Segment Open

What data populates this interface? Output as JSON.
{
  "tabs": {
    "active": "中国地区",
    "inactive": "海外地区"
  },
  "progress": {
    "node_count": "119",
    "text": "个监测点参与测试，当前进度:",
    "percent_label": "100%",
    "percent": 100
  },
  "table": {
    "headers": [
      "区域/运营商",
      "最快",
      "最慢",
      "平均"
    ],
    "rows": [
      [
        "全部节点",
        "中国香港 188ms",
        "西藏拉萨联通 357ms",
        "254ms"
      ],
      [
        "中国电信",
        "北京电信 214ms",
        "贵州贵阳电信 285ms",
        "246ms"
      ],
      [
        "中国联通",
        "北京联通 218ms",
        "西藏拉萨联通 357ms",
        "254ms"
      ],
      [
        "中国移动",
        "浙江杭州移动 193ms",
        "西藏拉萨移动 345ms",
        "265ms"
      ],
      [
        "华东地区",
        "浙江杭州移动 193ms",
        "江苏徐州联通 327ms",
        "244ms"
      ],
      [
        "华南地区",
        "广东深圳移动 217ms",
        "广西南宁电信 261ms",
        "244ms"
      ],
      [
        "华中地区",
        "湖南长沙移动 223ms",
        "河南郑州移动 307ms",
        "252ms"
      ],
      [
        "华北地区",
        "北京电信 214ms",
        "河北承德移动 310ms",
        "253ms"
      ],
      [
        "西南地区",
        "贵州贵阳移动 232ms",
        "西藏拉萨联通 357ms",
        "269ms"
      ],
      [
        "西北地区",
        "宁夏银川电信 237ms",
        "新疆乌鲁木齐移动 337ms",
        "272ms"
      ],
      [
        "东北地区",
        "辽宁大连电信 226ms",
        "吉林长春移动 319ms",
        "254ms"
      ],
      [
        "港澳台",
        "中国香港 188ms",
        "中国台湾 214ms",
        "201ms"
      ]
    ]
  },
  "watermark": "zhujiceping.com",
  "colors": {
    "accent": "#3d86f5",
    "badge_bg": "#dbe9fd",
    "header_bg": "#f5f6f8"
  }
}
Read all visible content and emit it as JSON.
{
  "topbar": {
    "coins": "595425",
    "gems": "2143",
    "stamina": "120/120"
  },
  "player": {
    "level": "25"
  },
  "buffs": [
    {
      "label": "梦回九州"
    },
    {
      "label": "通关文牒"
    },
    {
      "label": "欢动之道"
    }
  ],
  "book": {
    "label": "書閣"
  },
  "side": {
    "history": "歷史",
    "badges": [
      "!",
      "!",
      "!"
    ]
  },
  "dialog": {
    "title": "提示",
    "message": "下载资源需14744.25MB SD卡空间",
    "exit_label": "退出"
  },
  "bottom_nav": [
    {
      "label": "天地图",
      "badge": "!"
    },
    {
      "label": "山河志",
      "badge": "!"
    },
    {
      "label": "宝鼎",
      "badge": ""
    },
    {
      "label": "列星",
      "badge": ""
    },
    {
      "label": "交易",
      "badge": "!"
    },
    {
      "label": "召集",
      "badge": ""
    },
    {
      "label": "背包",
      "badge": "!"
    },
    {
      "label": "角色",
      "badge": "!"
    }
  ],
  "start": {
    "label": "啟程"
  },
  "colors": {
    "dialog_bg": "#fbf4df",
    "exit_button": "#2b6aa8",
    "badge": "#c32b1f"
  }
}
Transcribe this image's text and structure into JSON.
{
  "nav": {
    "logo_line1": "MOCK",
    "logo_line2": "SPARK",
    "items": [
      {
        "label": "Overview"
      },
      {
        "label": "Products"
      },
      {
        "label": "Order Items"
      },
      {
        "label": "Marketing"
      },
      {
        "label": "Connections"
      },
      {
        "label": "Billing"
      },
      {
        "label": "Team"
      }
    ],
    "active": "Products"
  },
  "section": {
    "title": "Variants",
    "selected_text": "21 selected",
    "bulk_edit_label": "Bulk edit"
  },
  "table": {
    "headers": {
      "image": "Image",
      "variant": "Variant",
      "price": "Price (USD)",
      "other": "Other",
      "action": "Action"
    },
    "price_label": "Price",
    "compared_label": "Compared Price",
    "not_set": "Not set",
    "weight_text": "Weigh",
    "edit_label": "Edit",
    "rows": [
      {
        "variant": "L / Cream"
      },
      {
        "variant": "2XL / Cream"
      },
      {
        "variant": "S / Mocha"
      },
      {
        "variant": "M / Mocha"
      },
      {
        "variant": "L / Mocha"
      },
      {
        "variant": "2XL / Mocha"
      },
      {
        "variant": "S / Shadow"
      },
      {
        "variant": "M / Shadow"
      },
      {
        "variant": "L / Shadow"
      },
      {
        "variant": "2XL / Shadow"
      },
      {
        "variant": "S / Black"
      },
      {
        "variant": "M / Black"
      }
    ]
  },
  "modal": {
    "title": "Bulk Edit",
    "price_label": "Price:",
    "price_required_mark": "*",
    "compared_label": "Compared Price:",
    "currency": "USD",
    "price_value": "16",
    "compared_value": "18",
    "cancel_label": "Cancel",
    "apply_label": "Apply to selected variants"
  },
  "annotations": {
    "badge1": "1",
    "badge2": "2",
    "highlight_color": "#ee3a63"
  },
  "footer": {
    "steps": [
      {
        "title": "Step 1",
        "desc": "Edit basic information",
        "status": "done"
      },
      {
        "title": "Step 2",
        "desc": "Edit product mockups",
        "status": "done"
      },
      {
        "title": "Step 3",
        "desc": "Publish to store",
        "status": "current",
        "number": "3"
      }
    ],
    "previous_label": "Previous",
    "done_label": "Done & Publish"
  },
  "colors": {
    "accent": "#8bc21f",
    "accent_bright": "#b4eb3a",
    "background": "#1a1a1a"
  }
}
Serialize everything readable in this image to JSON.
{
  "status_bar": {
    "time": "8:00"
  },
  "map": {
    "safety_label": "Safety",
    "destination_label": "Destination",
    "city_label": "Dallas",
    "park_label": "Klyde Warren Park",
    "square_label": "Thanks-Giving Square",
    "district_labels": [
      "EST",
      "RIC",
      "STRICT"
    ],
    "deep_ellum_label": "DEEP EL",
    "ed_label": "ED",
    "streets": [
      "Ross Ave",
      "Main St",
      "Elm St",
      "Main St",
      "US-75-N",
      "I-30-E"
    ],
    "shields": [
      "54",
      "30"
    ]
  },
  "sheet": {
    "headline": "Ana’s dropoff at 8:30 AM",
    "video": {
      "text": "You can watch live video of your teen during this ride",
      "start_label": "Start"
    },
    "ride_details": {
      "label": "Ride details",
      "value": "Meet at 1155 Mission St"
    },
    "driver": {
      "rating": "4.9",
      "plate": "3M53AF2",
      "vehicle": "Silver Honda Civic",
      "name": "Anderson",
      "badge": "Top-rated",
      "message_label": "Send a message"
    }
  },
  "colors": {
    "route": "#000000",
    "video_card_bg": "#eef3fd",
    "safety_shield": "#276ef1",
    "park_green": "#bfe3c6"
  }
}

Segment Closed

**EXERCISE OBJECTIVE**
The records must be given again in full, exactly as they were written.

**OUTPUT FOR THIS EXERCISE**
What data populates this interface? Output as JSON.
{
  "tabs": {
    "active": "中国地区",
    "inactive": "海外地区"
  },
  "progress": {
    "node_count": "119",
    "text": "个监测点参与测试，当前进度:",
    "percent_label": "100%",
    "percent": 100
  },
  "table": {
    "headers": [
      "区域/运营商",
      "最快",
      "最慢",
      "平均"
    ],
    "rows": [
      [
        "全部节点",
        "中国香港 188ms",
        "西藏拉萨联通 357ms",
        "254ms"
      ],
      [
        "中国电信",
        "北京电信 214ms",
        "贵州贵阳电信 285ms",
        "246ms"
      ],
      [
        "中国联通",
        "北京联通 218ms",
        "西藏拉萨联通 357ms",
        "254ms"
      ],
      [
        "中国移动",
        "浙江杭州移动 193ms",
        "西藏拉萨移动 345ms",
        "265ms"
      ],
      [
        "华东地区",
        "浙江杭州移动 193ms",
        "江苏徐州联通 327ms",
        "244ms"
      ],
      [
        "华南地区",
        "广东深圳移动 217ms",
        "广西南宁电信 261ms",
        "244ms"
      ],
      [
        "华中地区",
        "湖南长沙移动 223ms",
        "河南郑州移动 307ms",
        "252ms"
      ],
      [
        "华北地区",
        "北京电信 214ms",
        "河北承德移动 310ms",
        "253ms"
      ],
      [
        "西南地区",
        "贵州贵阳移动 232ms",
        "西藏拉萨联通 357ms",
        "269ms"
      ],
      [
        "西北地区",
        "宁夏银川电信 237ms",
        "新疆乌鲁木齐移动 337ms",
        "272ms"
      ],
      [
        "东北地区",
        "辽宁大连电信 226ms",
        "吉林长春移动 319ms",
        "254ms"
      ],
      [
        "港澳台",
        "中国香港 188ms",
        "中国台湾 214ms",
        "201ms"
      ]
    ]
  },
  "watermark": "zhujiceping.com",
  "colors": {
    "accent": "#3d86f5",
    "badge_bg": "#dbe9fd",
    "header_bg": "#f5f6f8"
  }
}
Read all visible content and emit it as JSON.
{
  "topbar": {
    "coins": "595425",
    "gems": "2143",
    "stamina": "120/120"
  },
  "player": {
    "level": "25"
  },
  "buffs": [
    {
      "label": "梦回九州"
    },
    {
      "label": "通关文牒"
    },
    {
      "label": "欢动之道"
    }
  ],
  "book": {
    "label": "書閣"
  },
  "side": {
    "history": "歷史",
    "badges": [
      "!",
      "!",
      "!"
    ]
  },
  "dialog": {
    "title": "提示",
    "message": "下载资源需14744.25MB SD卡空间",
    "exit_label": "退出"
  },
  "bottom_nav": [
    {
      "label": "天地图",
      "badge": "!"
    },
    {
      "label": "山河志",
      "badge": "!"
    },
    {
      "label": "宝鼎",
      "badge": ""
    },
    {
      "label": "列星",
      "badge": ""
    },
    {
      "label": "交易",
      "badge": "!"
    },
    {
      "label": "召集",
      "badge": ""
    },
    {
      "label": "背包",
      "badge": "!"
    },
    {
      "label": "角色",
      "badge": "!"
    }
  ],
  "start": {
    "label": "啟程"
  },
  "colors": {
    "dialog_bg": "#fbf4df",
    "exit_button": "#2b6aa8",
    "badge": "#c32b1f"
  }
}
Transcribe this image's text and structure into JSON.
{
  "nav": {
    "logo_line1": "MOCK",
    "logo_line2": "SPARK",
    "items": [
      {
        "label": "Overview"
      },
      {
        "label": "Products"
      },
      {
        "label": "Order Items"
      },
      {
        "label": "Marketing"
      },
      {
        "label": "Connections"
      },
      {
        "label": "Billing"
      },
      {
        "label": "Team"
      }
    ],
    "active": "Products"
  },
  "section": {
    "title": "Variants",
    "selected_text": "21 selected",
    "bulk_edit_label": "Bulk edit"
  },
  "table": {
    "headers": {
      "image": "Image",
      "variant": "Variant",
      "price": "Price (USD)",
      "other": "Other",
      "action": "Action"
    },
    "price_label": "Price",
    "compared_label": "Compared Price",
    "not_set": "Not set",
    "weight_text": "Weigh",
    "edit_label": "Edit",
    "rows": [
      {
        "variant": "L / Cream"
      },
      {
        "variant": "2XL / Cream"
      },
      {
        "variant": "S / Mocha"
      },
      {
        "variant": "M / Mocha"
      },
      {
        "variant": "L / Mocha"
      },
      {
        "variant": "2XL / Mocha"
      },
      {
        "variant": "S / Shadow"
      },
      {
        "variant": "M / Shadow"
      },
      {
        "variant": "L / Shadow"
      },
      {
        "variant": "2XL / Shadow"
      },
      {
        "variant": "S / Black"
      },
      {
        "variant": "M / Black"
      }
    ]
  },
  "modal": {
    "title": "Bulk Edit",
    "price_label": "Price:",
    "price_required_mark": "*",
    "compared_label": "Compared Price:",
    "currency": "USD",
    "price_value": "16",
    "compared_value": "18",
    "cancel_label": "Cancel",
    "apply_label": "Apply to selected variants"
  },
  "annotations": {
    "badge1": "1",
    "badge2": "2",
    "highlight_color": "#ee3a63"
  },
  "footer": {
    "steps": [
      {
        "title": "Step 1",
        "desc": "Edit basic information",
        "status": "done"
      },
      {
        "title": "Step 2",
        "desc": "Edit product mockups",
        "status": "done"
      },
      {
        "title": "Step 3",
        "desc": "Publish to store",
        "status": "current",
        "number": "3"
      }
    ],
    "previous_label": "Previous",
    "done_label": "Done & Publish"
  },
  "colors": {
    "accent": "#8bc21f",
    "accent_bright": "#b4eb3a",
    "background": "#1a1a1a"
  }
}
Serialize everything readable in this image to JSON.
{
  "status_bar": {
    "time": "8:00"
  },
  "map": {
    "safety_label": "Safety",
    "destination_label": "Destination",
    "city_label": "Dallas",
    "park_label": "Klyde Warren Park",
    "square_label": "Thanks-Giving Square",
    "district_labels": [
      "EST",
      "RIC",
      "STRICT"
    ],
    "deep_ellum_label": "DEEP EL",
    "ed_label": "ED",
    "streets": [
      "Ross Ave",
      "Main St",
      "Elm St",
      "Main St",
      "US-75-N",
      "I-30-E"
    ],
    "shields": [
      "54",
      "30"
    ]
  },
  "sheet": {
    "headline": "Ana’s dropoff at 8:30 AM",
    "video": {
      "text": "You can watch live video of your teen during this ride",
      "start_label": "Start"
    },
    "ride_details": {
      "label": "Ride details",
      "value": "Meet at 1155 Mission St"
    },
    "driver": {
      "rating": "4.9",
      "plate": "3M53AF2",
      "vehicle": "Silver Honda Civic",
      "name": "Anderson",
      "badge": "Top-rated",
      "message_label": "Send a message"
    }
  },
  "colors": {
    "route": "#000000",
    "video_card_bg": "#eef3fd",
    "safety_shield": "#276ef1",
    "park_green": "#bfe3c6"
  }
}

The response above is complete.